Dimitri Seluk is among the worst agents on Earth Toure’s agent, and said, “We are talking. We will see what happens but City is a club that is in Yaya’s heart.”

[ MORE: Barcelona names new manager ]

But Seluk has not been in City’s heart, having made numerous poor decisions on when to open his mouth, deepening a rift between Toure and Guardiola that kept the player off the pitch for some time. Earlier this Spring, Seluk also suggested that Toure could join Manchester United.

So, yeah, smart guy. Hates microphones and publicity.

Toure turned 34 this month, and became a fixture for Guardiola once he broke into the lineup. The midfielder made nine-straight starts around the turn of the calendar, scoring five goals in the Premier League.

Wolfsburg holds off Braunschweig with Vieirinha blast (video)

Photo by Dean Mouhtaropoulos/Getty Images
Leave a comment

Outworked and outperformed in the first half of their playoff second leg at Eintracht Braunschweig, Wolfsburg needed a wake-up call to steady its hopes of staying in the Bundesliga.

That came off the boot of longtime right back Vieirinha, as the Portuguese veteran ran onto a rebound and fired a 17-yard arrow into the goal to boost Wolfsburg aggregate lead to 2-0.

[ MORE: Barcelona names new manager ]

That would mean the 2.Bundesliga hosts would need three goals to give the second tier a third promotion this season. An 82nd minute red card to Braunschweig’s Maximilian Sauer effectively ended those far-off dreams.

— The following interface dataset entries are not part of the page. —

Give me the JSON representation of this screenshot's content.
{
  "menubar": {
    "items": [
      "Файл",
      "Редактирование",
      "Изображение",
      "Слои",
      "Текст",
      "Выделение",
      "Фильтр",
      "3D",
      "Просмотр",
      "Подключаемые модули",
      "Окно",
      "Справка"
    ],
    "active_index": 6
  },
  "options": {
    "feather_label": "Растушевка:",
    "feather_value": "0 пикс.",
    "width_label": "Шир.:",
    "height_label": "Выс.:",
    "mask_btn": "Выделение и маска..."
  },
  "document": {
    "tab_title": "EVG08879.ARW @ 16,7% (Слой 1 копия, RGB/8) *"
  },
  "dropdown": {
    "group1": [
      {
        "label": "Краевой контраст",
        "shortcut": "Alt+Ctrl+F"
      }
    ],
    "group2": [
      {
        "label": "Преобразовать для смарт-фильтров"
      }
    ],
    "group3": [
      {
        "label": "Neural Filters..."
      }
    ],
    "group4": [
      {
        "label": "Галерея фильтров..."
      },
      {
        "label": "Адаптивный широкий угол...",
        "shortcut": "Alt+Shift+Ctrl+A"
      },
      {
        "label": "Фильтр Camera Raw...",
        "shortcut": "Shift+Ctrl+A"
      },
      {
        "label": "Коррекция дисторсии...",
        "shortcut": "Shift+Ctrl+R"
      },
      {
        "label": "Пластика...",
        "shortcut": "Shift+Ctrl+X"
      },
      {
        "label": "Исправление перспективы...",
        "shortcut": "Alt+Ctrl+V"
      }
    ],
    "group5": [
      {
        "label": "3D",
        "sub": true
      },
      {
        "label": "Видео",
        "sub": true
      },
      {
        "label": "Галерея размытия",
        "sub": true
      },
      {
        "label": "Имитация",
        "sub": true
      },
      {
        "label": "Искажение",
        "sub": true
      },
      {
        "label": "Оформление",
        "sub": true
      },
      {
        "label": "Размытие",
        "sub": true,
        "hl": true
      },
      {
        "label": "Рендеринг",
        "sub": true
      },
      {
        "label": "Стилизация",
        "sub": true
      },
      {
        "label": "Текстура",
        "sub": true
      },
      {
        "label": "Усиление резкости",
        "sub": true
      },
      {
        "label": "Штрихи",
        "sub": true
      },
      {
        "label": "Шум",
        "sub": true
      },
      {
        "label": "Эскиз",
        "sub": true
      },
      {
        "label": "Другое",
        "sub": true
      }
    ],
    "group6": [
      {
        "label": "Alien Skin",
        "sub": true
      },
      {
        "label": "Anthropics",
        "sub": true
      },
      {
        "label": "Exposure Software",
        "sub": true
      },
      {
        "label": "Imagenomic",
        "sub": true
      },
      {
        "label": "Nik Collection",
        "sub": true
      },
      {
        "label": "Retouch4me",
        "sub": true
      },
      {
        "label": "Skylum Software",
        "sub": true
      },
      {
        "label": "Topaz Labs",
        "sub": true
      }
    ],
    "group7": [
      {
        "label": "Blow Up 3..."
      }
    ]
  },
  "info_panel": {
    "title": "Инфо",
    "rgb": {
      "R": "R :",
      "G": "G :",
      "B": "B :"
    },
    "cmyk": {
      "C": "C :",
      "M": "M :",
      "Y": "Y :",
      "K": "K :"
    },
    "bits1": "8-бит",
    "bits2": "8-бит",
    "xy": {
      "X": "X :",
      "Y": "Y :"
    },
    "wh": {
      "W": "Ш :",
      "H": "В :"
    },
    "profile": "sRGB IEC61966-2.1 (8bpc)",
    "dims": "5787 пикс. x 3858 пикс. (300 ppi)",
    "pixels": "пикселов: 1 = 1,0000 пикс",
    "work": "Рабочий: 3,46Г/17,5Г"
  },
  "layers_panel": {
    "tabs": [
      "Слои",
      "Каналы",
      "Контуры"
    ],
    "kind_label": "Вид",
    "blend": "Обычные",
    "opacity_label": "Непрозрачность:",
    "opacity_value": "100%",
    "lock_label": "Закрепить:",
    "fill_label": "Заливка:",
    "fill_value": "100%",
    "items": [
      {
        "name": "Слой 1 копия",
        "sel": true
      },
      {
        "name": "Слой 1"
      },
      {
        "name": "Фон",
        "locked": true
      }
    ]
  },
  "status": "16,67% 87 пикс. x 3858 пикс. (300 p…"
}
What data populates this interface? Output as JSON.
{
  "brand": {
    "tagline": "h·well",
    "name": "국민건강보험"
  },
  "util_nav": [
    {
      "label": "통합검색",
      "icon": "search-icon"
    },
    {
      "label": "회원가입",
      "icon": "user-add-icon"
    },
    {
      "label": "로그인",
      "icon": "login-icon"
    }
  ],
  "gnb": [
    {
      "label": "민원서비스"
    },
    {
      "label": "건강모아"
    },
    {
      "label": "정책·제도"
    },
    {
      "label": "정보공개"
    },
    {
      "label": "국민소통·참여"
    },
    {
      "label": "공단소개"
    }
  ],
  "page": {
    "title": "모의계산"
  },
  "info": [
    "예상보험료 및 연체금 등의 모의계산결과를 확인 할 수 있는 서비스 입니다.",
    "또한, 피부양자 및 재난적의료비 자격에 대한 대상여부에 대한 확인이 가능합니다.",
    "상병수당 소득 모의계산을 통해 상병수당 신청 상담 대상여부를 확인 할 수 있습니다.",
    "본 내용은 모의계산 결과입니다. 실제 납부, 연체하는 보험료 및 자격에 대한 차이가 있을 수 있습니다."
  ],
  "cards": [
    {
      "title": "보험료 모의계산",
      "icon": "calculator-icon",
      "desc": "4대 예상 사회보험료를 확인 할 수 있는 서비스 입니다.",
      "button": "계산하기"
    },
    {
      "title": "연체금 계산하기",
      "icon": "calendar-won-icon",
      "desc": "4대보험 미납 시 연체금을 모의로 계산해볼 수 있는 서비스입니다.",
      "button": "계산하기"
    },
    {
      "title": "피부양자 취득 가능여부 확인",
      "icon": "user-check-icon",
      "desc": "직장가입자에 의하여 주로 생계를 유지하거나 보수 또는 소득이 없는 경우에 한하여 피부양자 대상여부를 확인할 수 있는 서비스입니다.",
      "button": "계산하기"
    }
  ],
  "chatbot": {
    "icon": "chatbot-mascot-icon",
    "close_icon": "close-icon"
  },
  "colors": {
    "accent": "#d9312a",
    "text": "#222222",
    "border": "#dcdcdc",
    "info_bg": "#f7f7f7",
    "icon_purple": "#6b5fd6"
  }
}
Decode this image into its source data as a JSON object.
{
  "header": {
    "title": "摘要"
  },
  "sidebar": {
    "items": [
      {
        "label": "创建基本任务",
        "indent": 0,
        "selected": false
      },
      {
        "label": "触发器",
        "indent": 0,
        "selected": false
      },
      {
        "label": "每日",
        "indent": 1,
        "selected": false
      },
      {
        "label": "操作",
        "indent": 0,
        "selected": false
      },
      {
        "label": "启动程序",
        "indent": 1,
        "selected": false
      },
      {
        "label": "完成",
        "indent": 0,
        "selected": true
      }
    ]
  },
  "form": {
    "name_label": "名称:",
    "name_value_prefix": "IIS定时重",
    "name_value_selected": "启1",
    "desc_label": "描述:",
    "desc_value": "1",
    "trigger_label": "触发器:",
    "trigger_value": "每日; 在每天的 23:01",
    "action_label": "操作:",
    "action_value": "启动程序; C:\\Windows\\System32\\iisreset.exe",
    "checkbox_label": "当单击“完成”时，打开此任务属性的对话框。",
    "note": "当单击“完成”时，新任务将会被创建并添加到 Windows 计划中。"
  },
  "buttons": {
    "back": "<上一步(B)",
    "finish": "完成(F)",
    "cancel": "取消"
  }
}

Ingolstadt and Darmstadt were relegated in the season, and Stuttgart and Hannover were promoted from 2.Bundesliga.